[Aim of the task]: The entries are to be repeated verbatim, with nothing left out.
Segment Start: Input material
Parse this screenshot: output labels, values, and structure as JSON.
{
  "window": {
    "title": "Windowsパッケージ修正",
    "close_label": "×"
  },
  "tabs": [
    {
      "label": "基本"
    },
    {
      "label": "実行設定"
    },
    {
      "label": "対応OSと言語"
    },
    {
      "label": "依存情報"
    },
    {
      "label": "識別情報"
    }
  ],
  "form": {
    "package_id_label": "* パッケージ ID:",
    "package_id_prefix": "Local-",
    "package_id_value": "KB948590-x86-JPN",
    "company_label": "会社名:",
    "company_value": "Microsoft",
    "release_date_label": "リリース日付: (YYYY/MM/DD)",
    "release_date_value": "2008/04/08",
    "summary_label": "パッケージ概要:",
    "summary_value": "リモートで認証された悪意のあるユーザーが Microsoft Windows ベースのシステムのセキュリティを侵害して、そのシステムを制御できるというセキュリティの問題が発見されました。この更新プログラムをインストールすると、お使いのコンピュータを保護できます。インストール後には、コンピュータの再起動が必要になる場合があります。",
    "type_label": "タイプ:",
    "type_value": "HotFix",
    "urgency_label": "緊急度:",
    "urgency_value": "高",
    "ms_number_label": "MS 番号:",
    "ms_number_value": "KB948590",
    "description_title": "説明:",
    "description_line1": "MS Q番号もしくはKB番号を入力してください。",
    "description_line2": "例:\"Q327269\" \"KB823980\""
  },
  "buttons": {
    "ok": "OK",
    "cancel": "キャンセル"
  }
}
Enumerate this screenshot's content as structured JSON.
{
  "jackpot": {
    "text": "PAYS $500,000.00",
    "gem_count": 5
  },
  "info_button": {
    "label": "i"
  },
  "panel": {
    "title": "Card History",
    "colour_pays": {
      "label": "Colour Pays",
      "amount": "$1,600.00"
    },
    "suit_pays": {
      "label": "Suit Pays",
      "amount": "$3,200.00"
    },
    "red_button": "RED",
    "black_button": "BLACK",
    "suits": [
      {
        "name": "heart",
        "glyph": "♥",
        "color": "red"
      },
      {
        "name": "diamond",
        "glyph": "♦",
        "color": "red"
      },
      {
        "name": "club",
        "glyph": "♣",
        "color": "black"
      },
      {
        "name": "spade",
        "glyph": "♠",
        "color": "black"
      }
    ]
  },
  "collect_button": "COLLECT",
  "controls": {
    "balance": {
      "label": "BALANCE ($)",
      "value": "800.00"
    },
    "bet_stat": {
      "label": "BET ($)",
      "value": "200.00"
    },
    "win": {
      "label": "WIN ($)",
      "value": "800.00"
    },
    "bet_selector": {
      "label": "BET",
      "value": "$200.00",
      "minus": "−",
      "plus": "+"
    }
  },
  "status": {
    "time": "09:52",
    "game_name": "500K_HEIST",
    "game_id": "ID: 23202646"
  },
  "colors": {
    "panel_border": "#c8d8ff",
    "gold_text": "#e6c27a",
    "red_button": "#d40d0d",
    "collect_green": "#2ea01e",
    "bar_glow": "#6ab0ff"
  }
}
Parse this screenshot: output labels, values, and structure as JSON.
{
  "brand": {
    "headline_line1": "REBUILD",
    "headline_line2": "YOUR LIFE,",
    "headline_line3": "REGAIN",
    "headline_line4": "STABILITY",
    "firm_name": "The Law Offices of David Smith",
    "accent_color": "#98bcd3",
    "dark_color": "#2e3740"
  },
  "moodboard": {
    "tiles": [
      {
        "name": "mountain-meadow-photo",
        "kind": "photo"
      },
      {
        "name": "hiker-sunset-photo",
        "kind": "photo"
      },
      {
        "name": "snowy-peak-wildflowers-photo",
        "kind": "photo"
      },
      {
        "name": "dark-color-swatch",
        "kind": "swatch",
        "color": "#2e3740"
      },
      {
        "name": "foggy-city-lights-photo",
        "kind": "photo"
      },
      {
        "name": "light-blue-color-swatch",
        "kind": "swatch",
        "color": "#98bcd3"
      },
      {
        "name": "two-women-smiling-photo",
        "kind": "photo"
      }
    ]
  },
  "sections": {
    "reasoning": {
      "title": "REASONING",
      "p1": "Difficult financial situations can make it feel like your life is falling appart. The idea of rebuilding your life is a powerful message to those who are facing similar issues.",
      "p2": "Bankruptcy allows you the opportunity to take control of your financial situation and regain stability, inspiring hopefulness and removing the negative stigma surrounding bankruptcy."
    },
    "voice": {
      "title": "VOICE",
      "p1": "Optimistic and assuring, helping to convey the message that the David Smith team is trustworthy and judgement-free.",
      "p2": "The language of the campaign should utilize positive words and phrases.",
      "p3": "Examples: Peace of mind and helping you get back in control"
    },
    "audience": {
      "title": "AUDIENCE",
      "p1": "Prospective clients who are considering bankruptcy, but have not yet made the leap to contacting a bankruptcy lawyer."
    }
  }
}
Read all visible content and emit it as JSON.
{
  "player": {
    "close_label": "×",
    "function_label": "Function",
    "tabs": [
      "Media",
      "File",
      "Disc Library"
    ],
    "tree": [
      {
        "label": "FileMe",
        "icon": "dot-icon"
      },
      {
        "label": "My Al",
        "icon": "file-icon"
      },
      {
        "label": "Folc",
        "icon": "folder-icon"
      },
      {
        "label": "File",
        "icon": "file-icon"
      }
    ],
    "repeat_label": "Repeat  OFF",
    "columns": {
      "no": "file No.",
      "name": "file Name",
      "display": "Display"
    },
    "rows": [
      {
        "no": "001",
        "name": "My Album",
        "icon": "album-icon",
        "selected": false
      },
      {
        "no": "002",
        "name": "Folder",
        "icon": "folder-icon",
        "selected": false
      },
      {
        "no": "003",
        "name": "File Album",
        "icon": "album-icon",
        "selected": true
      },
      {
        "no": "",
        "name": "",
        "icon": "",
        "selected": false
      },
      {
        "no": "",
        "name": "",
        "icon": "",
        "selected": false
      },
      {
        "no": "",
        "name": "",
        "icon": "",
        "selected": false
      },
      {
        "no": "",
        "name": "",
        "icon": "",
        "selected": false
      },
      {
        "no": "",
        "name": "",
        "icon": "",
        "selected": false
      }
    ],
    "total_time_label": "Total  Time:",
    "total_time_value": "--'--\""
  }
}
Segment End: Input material
[Expected answer]:
Parse this screenshot: output labels, values, and structure as JSON.
{
  "window": {
    "title": "Windowsパッケージ修正",
    "close_label": "×"
  },
  "tabs": [
    {
      "label": "基本"
    },
    {
      "label": "実行設定"
    },
    {
      "label": "対応OSと言語"
    },
    {
      "label": "依存情報"
    },
    {
      "label": "識別情報"
    }
  ],
  "form": {
    "package_id_label": "* パッケージ ID:",
    "package_id_prefix": "Local-",
    "package_id_value": "KB948590-x86-JPN",
    "company_label": "会社名:",
    "company_value": "Microsoft",
    "release_date_label": "リリース日付: (YYYY/MM/DD)",
    "release_date_value": "2008/04/08",
    "summary_label": "パッケージ概要:",
    "summary_value": "リモートで認証された悪意のあるユーザーが Microsoft Windows ベースのシステムのセキュリティを侵害して、そのシステムを制御できるというセキュリティの問題が発見されました。この更新プログラムをインストールすると、お使いのコンピュータを保護できます。インストール後には、コンピュータの再起動が必要になる場合があります。",
    "type_label": "タイプ:",
    "type_value": "HotFix",
    "urgency_label": "緊急度:",
    "urgency_value": "高",
    "ms_number_label": "MS 番号:",
    "ms_number_value": "KB948590",
    "description_title": "説明:",
    "description_line1": "MS Q番号もしくはKB番号を入力してください。",
    "description_line2": "例:\"Q327269\" \"KB823980\""
  },
  "buttons": {
    "ok": "OK",
    "cancel": "キャンセル"
  }
}
Enumerate this screenshot's content as structured JSON.
{
  "jackpot": {
    "text": "PAYS $500,000.00",
    "gem_count": 5
  },
  "info_button": {
    "label": "i"
  },
  "panel": {
    "title": "Card History",
    "colour_pays": {
      "label": "Colour Pays",
      "amount": "$1,600.00"
    },
    "suit_pays": {
      "label": "Suit Pays",
      "amount": "$3,200.00"
    },
    "red_button": "RED",
    "black_button": "BLACK",
    "suits": [
      {
        "name": "heart",
        "glyph": "♥",
        "color": "red"
      },
      {
        "name": "diamond",
        "glyph": "♦",
        "color": "red"
      },
      {
        "name": "club",
        "glyph": "♣",
        "color": "black"
      },
      {
        "name": "spade",
        "glyph": "♠",
        "color": "black"
      }
    ]
  },
  "collect_button": "COLLECT",
  "controls": {
    "balance": {
      "label": "BALANCE ($)",
      "value": "800.00"
    },
    "bet_stat": {
      "label": "BET ($)",
      "value": "200.00"
    },
    "win": {
      "label": "WIN ($)",
      "value": "800.00"
    },
    "bet_selector": {
      "label": "BET",
      "value": "$200.00",
      "minus": "−",
      "plus": "+"
    }
  },
  "status": {
    "time": "09:52",
    "game_name": "500K_HEIST",
    "game_id": "ID: 23202646"
  },
  "colors": {
    "panel_border": "#c8d8ff",
    "gold_text": "#e6c27a",
    "red_button": "#d40d0d",
    "collect_green": "#2ea01e",
    "bar_glow": "#6ab0ff"
  }
}
Parse this screenshot: output labels, values, and structure as JSON.
{
  "brand": {
    "headline_line1": "REBUILD",
    "headline_line2": "YOUR LIFE,",
    "headline_line3": "REGAIN",
    "headline_line4": "STABILITY",
    "firm_name": "The Law Offices of David Smith",
    "accent_color": "#98bcd3",
    "dark_color": "#2e3740"
  },
  "moodboard": {
    "tiles": [
      {
        "name": "mountain-meadow-photo",
        "kind": "photo"
      },
      {
        "name": "hiker-sunset-photo",
        "kind": "photo"
      },
      {
        "name": "snowy-peak-wildflowers-photo",
        "kind": "photo"
      },
      {
        "name": "dark-color-swatch",
        "kind": "swatch",
        "color": "#2e3740"
      },
      {
        "name": "foggy-city-lights-photo",
        "kind": "photo"
      },
      {
        "name": "light-blue-color-swatch",
        "kind": "swatch",
        "color": "#98bcd3"
      },
      {
        "name": "two-women-smiling-photo",
        "kind": "photo"
      }
    ]
  },
  "sections": {
    "reasoning": {
      "title": "REASONING",
      "p1": "Difficult financial situations can make it feel like your life is falling appart. The idea of rebuilding your life is a powerful message to those who are facing similar issues.",
      "p2": "Bankruptcy allows you the opportunity to take control of your financial situation and regain stability, inspiring hopefulness and removing the negative stigma surrounding bankruptcy."
    },
    "voice": {
      "title": "VOICE",
      "p1": "Optimistic and assuring, helping to convey the message that the David Smith team is trustworthy and judgement-free.",
      "p2": "The language of the campaign should utilize positive words and phrases.",
      "p3": "Examples: Peace of mind and helping you get back in control"
    },
    "audience": {
      "title": "AUDIENCE",
      "p1": "Prospective clients who are considering bankruptcy, but have not yet made the leap to contacting a bankruptcy lawyer."
    }
  }
}
Read all visible content and emit it as JSON.
{
  "player": {
    "close_label": "×",
    "function_label": "Function",
    "tabs": [
      "Media",
      "File",
      "Disc Library"
    ],
    "tree": [
      {
        "label": "FileMe",
        "icon": "dot-icon"
      },
      {
        "label": "My Al",
        "icon": "file-icon"
      },
      {
        "label": "Folc",
        "icon": "folder-icon"
      },
      {
        "label": "File",
        "icon": "file-icon"
      }
    ],
    "repeat_label": "Repeat  OFF",
    "columns": {
      "no": "file No.",
      "name": "file Name",
      "display": "Display"
    },
    "rows": [
      {
        "no": "001",
        "name": "My Album",
        "icon": "album-icon",
        "selected": false
      },
      {
        "no": "002",
        "name": "Folder",
        "icon": "folder-icon",
        "selected": false
      },
      {
        "no": "003",
        "name": "File Album",
        "icon": "album-icon",
        "selected": true
      },
      {
        "no": "",
        "name": "",
        "icon": "",
        "selected": false
      },
      {
        "no": "",
        "name": "",
        "icon": "",
        "selected": false
      },
      {
        "no": "",
        "name": "",
        "icon": "",
        "selected": false
      },
      {
        "no": "",
        "name": "",
        "icon": "",
        "selected": false
      },
      {
        "no": "",
        "name": "",
        "icon": "",
        "selected": false
      }
    ],
    "total_time_label": "Total  Time:",
    "total_time_value": "--'--\""
  }
}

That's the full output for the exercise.